In the aftermath of conflict, women’s political empowerment is an important determinant of measures of peace and stability. Recent literature identifies the end of conflict itself – particularly conflict ending in a peace agreement – as an important pathway to expanding women’s political empowerment (Bakken and Buhaug 2021; Hughes 2009; Hughes and Tripp 2015; Tripp 2015; Webster et al. 2019). However, there remains significant variation in women’s political empowerment between states that emerged from conflict with a peace agreement. This paper argues that local women’s participation in both formal and informal components of peace processes is the missing variable that determines the extent of women’s political empowerment in post-conflict states. Using the 2014 Bangsamoro Peace Agreement, this paper inductively identifies several possible mechanisms and tactics through which local women affect women’s political empowerment after the peace agreement. Future research will test these proposed mechanisms against a range of other cases.

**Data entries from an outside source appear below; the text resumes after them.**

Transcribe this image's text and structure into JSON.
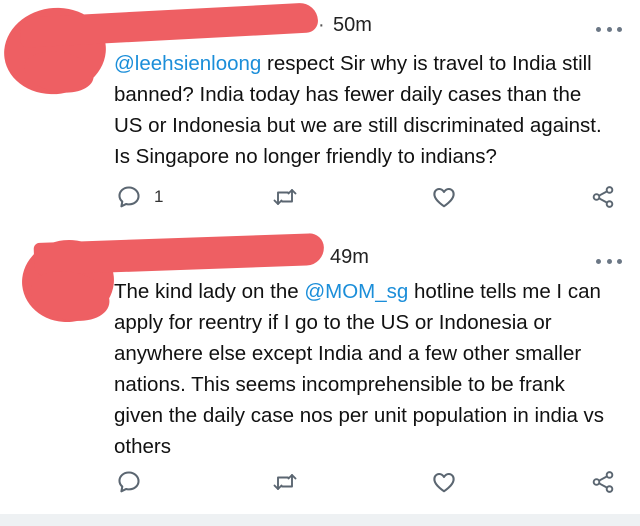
{
  "tweets": [
    {
      "time": "50m",
      "mention": "@leehsienloong",
      "text_after_mention": " respect Sir why is travel to India still banned? India today has fewer daily cases than the US or Indonesia but we are still discriminated against. Is Singapore no longer friendly to indians?",
      "reply_count": "1"
    },
    {
      "time": "49m",
      "text_before_mention": "The kind lady on the ",
      "mention": "@MOM_sg",
      "text_after_mention": " hotline tells me I can apply for reentry if I go to the US or Indonesia or anywhere else except India and a few other smaller nations. This seems incomprehensible to be frank given the daily case nos per unit population in india vs others",
      "reply_count": ""
    }
  ],
  "icons": {
    "reply": "speech-bubble-icon",
    "retweet": "retweet-icon",
    "like": "heart-icon",
    "share": "share-icon",
    "more": "more-dots-icon"
  },
  "colors": {
    "mention": "#1b8ed9",
    "redaction": "#ee5f63",
    "icon": "#5b6671"
  }
}
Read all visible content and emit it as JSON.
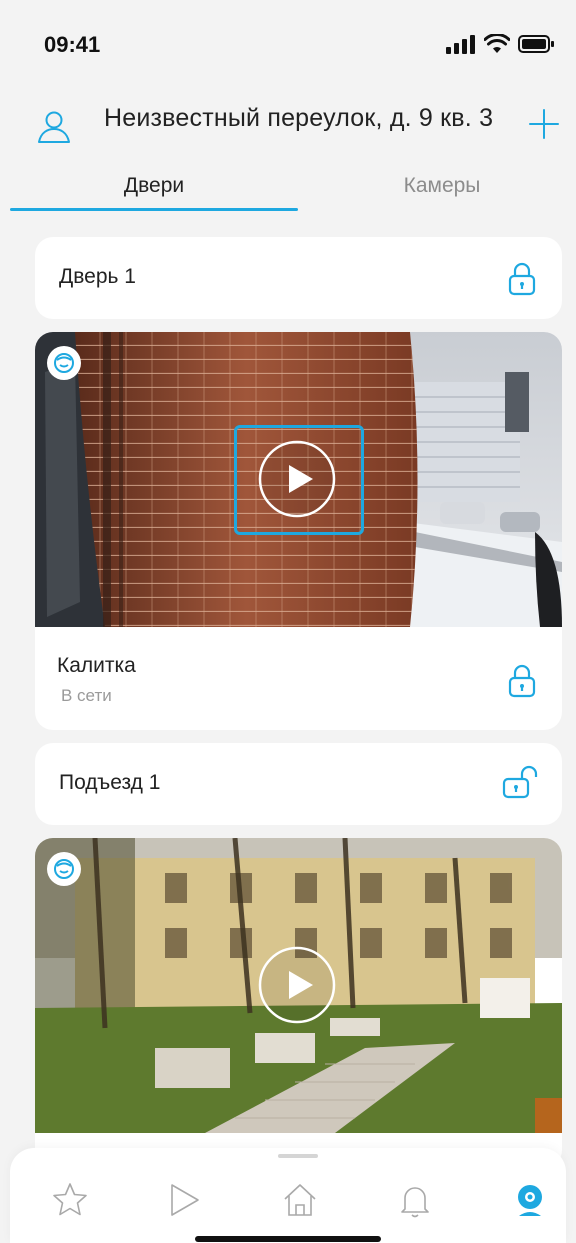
{
  "status_bar": {
    "time": "09:41"
  },
  "header": {
    "address": "Неизвестный переулок, д. 9 кв. 3"
  },
  "tabs": [
    {
      "label": "Двери",
      "active": true
    },
    {
      "label": "Камеры",
      "active": false
    }
  ],
  "doors": [
    {
      "title": "Дверь 1",
      "lock_state": "locked"
    },
    {
      "title": "Калитка",
      "status": "В сети",
      "lock_state": "locked"
    },
    {
      "title": "Подъезд 1",
      "lock_state": "unlocked"
    }
  ],
  "icons": {
    "avatar": "user-icon",
    "add": "plus-icon",
    "lock": "lock-icon",
    "unlock": "unlock-icon",
    "face": "face-recognition-icon",
    "play": "play-icon"
  },
  "bottom_nav": {
    "items": [
      "star-icon",
      "play-icon",
      "home-icon",
      "bell-icon",
      "camera-icon"
    ],
    "active": "camera-icon"
  },
  "colors": {
    "accent": "#1EA8E0",
    "background": "#F3F3F3",
    "card": "#FFFFFF"
  }
}
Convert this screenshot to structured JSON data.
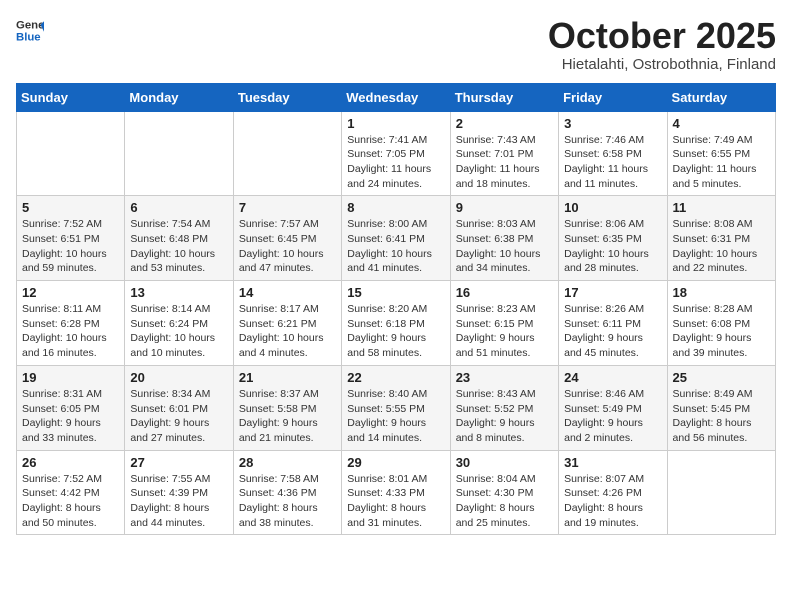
{
  "logo": {
    "general": "General",
    "blue": "Blue"
  },
  "header": {
    "month": "October 2025",
    "location": "Hietalahti, Ostrobothnia, Finland"
  },
  "weekdays": [
    "Sunday",
    "Monday",
    "Tuesday",
    "Wednesday",
    "Thursday",
    "Friday",
    "Saturday"
  ],
  "weeks": [
    [
      {
        "day": "",
        "info": ""
      },
      {
        "day": "",
        "info": ""
      },
      {
        "day": "",
        "info": ""
      },
      {
        "day": "1",
        "info": "Sunrise: 7:41 AM\nSunset: 7:05 PM\nDaylight: 11 hours\nand 24 minutes."
      },
      {
        "day": "2",
        "info": "Sunrise: 7:43 AM\nSunset: 7:01 PM\nDaylight: 11 hours\nand 18 minutes."
      },
      {
        "day": "3",
        "info": "Sunrise: 7:46 AM\nSunset: 6:58 PM\nDaylight: 11 hours\nand 11 minutes."
      },
      {
        "day": "4",
        "info": "Sunrise: 7:49 AM\nSunset: 6:55 PM\nDaylight: 11 hours\nand 5 minutes."
      }
    ],
    [
      {
        "day": "5",
        "info": "Sunrise: 7:52 AM\nSunset: 6:51 PM\nDaylight: 10 hours\nand 59 minutes."
      },
      {
        "day": "6",
        "info": "Sunrise: 7:54 AM\nSunset: 6:48 PM\nDaylight: 10 hours\nand 53 minutes."
      },
      {
        "day": "7",
        "info": "Sunrise: 7:57 AM\nSunset: 6:45 PM\nDaylight: 10 hours\nand 47 minutes."
      },
      {
        "day": "8",
        "info": "Sunrise: 8:00 AM\nSunset: 6:41 PM\nDaylight: 10 hours\nand 41 minutes."
      },
      {
        "day": "9",
        "info": "Sunrise: 8:03 AM\nSunset: 6:38 PM\nDaylight: 10 hours\nand 34 minutes."
      },
      {
        "day": "10",
        "info": "Sunrise: 8:06 AM\nSunset: 6:35 PM\nDaylight: 10 hours\nand 28 minutes."
      },
      {
        "day": "11",
        "info": "Sunrise: 8:08 AM\nSunset: 6:31 PM\nDaylight: 10 hours\nand 22 minutes."
      }
    ],
    [
      {
        "day": "12",
        "info": "Sunrise: 8:11 AM\nSunset: 6:28 PM\nDaylight: 10 hours\nand 16 minutes."
      },
      {
        "day": "13",
        "info": "Sunrise: 8:14 AM\nSunset: 6:24 PM\nDaylight: 10 hours\nand 10 minutes."
      },
      {
        "day": "14",
        "info": "Sunrise: 8:17 AM\nSunset: 6:21 PM\nDaylight: 10 hours\nand 4 minutes."
      },
      {
        "day": "15",
        "info": "Sunrise: 8:20 AM\nSunset: 6:18 PM\nDaylight: 9 hours\nand 58 minutes."
      },
      {
        "day": "16",
        "info": "Sunrise: 8:23 AM\nSunset: 6:15 PM\nDaylight: 9 hours\nand 51 minutes."
      },
      {
        "day": "17",
        "info": "Sunrise: 8:26 AM\nSunset: 6:11 PM\nDaylight: 9 hours\nand 45 minutes."
      },
      {
        "day": "18",
        "info": "Sunrise: 8:28 AM\nSunset: 6:08 PM\nDaylight: 9 hours\nand 39 minutes."
      }
    ],
    [
      {
        "day": "19",
        "info": "Sunrise: 8:31 AM\nSunset: 6:05 PM\nDaylight: 9 hours\nand 33 minutes."
      },
      {
        "day": "20",
        "info": "Sunrise: 8:34 AM\nSunset: 6:01 PM\nDaylight: 9 hours\nand 27 minutes."
      },
      {
        "day": "21",
        "info": "Sunrise: 8:37 AM\nSunset: 5:58 PM\nDaylight: 9 hours\nand 21 minutes."
      },
      {
        "day": "22",
        "info": "Sunrise: 8:40 AM\nSunset: 5:55 PM\nDaylight: 9 hours\nand 14 minutes."
      },
      {
        "day": "23",
        "info": "Sunrise: 8:43 AM\nSunset: 5:52 PM\nDaylight: 9 hours\nand 8 minutes."
      },
      {
        "day": "24",
        "info": "Sunrise: 8:46 AM\nSunset: 5:49 PM\nDaylight: 9 hours\nand 2 minutes."
      },
      {
        "day": "25",
        "info": "Sunrise: 8:49 AM\nSunset: 5:45 PM\nDaylight: 8 hours\nand 56 minutes."
      }
    ],
    [
      {
        "day": "26",
        "info": "Sunrise: 7:52 AM\nSunset: 4:42 PM\nDaylight: 8 hours\nand 50 minutes."
      },
      {
        "day": "27",
        "info": "Sunrise: 7:55 AM\nSunset: 4:39 PM\nDaylight: 8 hours\nand 44 minutes."
      },
      {
        "day": "28",
        "info": "Sunrise: 7:58 AM\nSunset: 4:36 PM\nDaylight: 8 hours\nand 38 minutes."
      },
      {
        "day": "29",
        "info": "Sunrise: 8:01 AM\nSunset: 4:33 PM\nDaylight: 8 hours\nand 31 minutes."
      },
      {
        "day": "30",
        "info": "Sunrise: 8:04 AM\nSunset: 4:30 PM\nDaylight: 8 hours\nand 25 minutes."
      },
      {
        "day": "31",
        "info": "Sunrise: 8:07 AM\nSunset: 4:26 PM\nDaylight: 8 hours\nand 19 minutes."
      },
      {
        "day": "",
        "info": ""
      }
    ]
  ]
}
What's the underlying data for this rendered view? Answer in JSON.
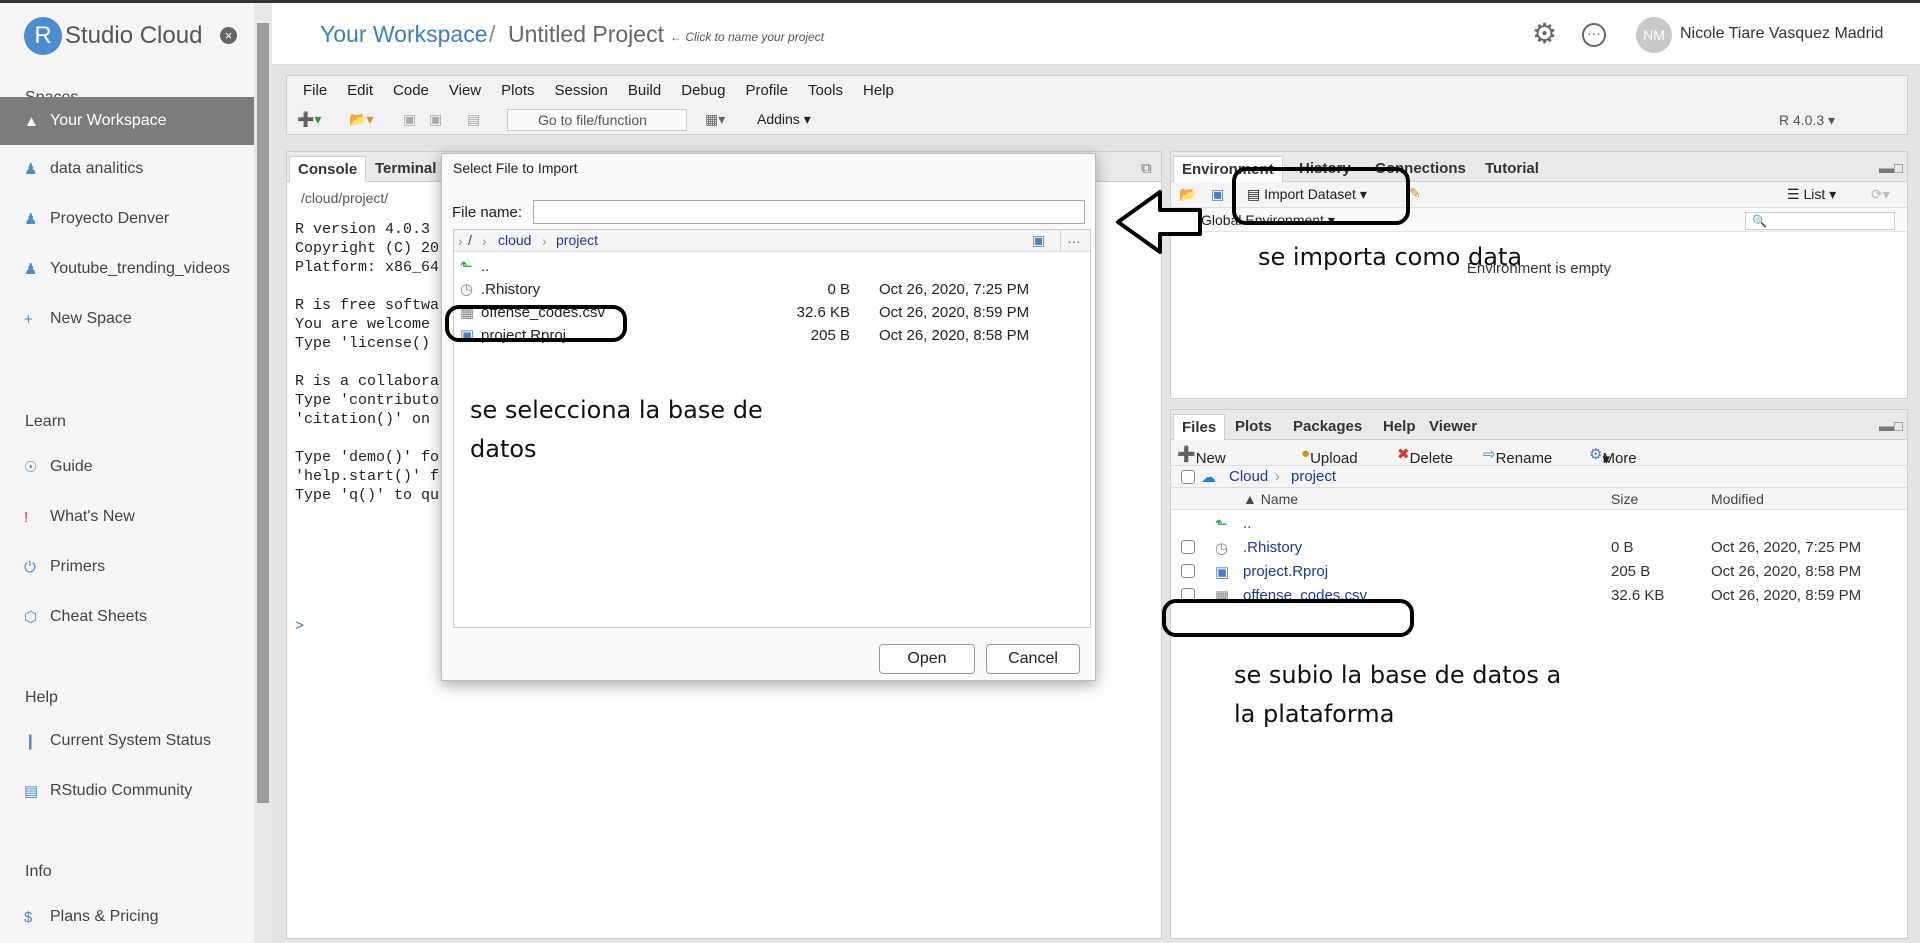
{
  "sidebar": {
    "brand_letter": "R",
    "brand_name": "Studio Cloud",
    "close": "×",
    "spaces_title": "Spaces",
    "spaces": [
      {
        "label": "Your Workspace",
        "active": true
      },
      {
        "label": "data analitics"
      },
      {
        "label": "Proyecto Denver"
      },
      {
        "label": "Youtube_trending_videos"
      }
    ],
    "new_space": "New Space",
    "learn_title": "Learn",
    "learn": [
      "Guide",
      "What's New",
      "Primers",
      "Cheat Sheets"
    ],
    "help_title": "Help",
    "help": [
      "Current System Status",
      "RStudio Community"
    ],
    "info_title": "Info",
    "info": [
      "Plans & Pricing"
    ]
  },
  "header": {
    "workspace": "Your Workspace",
    "separator": "/",
    "project": "Untitled Project",
    "hint": "← Click to name your project",
    "avatar_initials": "NM",
    "user": "Nicole Tiare Vasquez Madrid"
  },
  "ide": {
    "menu": [
      "File",
      "Edit",
      "Code",
      "View",
      "Plots",
      "Session",
      "Build",
      "Debug",
      "Profile",
      "Tools",
      "Help"
    ],
    "goto_placeholder": "Go to file/function",
    "addins": "Addins",
    "r_version": "R 4.0.3"
  },
  "console": {
    "tabs": [
      "Console",
      "Terminal"
    ],
    "path": "/cloud/project/",
    "lines": [
      "R version 4.0.3",
      "Copyright (C) 20",
      "Platform: x86_64",
      "",
      "R is free softwa",
      "You are welcome",
      "Type 'license()",
      "",
      "R is a collabora",
      "Type 'contributo",
      "'citation()' on",
      "",
      "Type 'demo()' fo",
      "'help.start()' f",
      "Type 'q()' to qu"
    ],
    "prompt": ">"
  },
  "environment": {
    "tabs": [
      "Environment",
      "History",
      "Connections",
      "Tutorial"
    ],
    "import_label": "Import Dataset",
    "list_label": "List",
    "scope": "Global Environment",
    "empty_text": "Environment is empty"
  },
  "files": {
    "tabs": [
      "Files",
      "Plots",
      "Packages",
      "Help",
      "Viewer"
    ],
    "toolbar": [
      "New Folder",
      "Upload",
      "Delete",
      "Rename",
      "More"
    ],
    "path": [
      "Cloud",
      "project"
    ],
    "columns": [
      "Name",
      "Size",
      "Modified"
    ],
    "rows": [
      {
        "name": "..",
        "size": "",
        "modified": ""
      },
      {
        "name": ".Rhistory",
        "size": "0 B",
        "modified": "Oct 26, 2020, 7:25 PM"
      },
      {
        "name": "project.Rproj",
        "size": "205 B",
        "modified": "Oct 26, 2020, 8:58 PM"
      },
      {
        "name": "offense_codes.csv",
        "size": "32.6 KB",
        "modified": "Oct 26, 2020, 8:59 PM"
      }
    ]
  },
  "dialog": {
    "title": "Select File to Import",
    "file_name_label": "File name:",
    "path": [
      "/",
      "cloud",
      "project"
    ],
    "rows": [
      {
        "name": "..",
        "size": "",
        "modified": ""
      },
      {
        "name": ".Rhistory",
        "size": "0 B",
        "modified": "Oct 26, 2020, 7:25 PM"
      },
      {
        "name": "offense_codes.csv",
        "size": "32.6 KB",
        "modified": "Oct 26, 2020, 8:59 PM"
      },
      {
        "name": "project.Rproj",
        "size": "205 B",
        "modified": "Oct 26, 2020, 8:58 PM"
      }
    ],
    "open": "Open",
    "cancel": "Cancel"
  },
  "annotations": {
    "import_note": "se importa como data",
    "select_note_1": "se selecciona la base de",
    "select_note_2": "datos",
    "upload_note_1": "se subio la base de datos a",
    "upload_note_2": "la plataforma"
  }
}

Voices of Change: How Women in Peace Processes Increase Women’s Political Empowerment in Post-Conflict States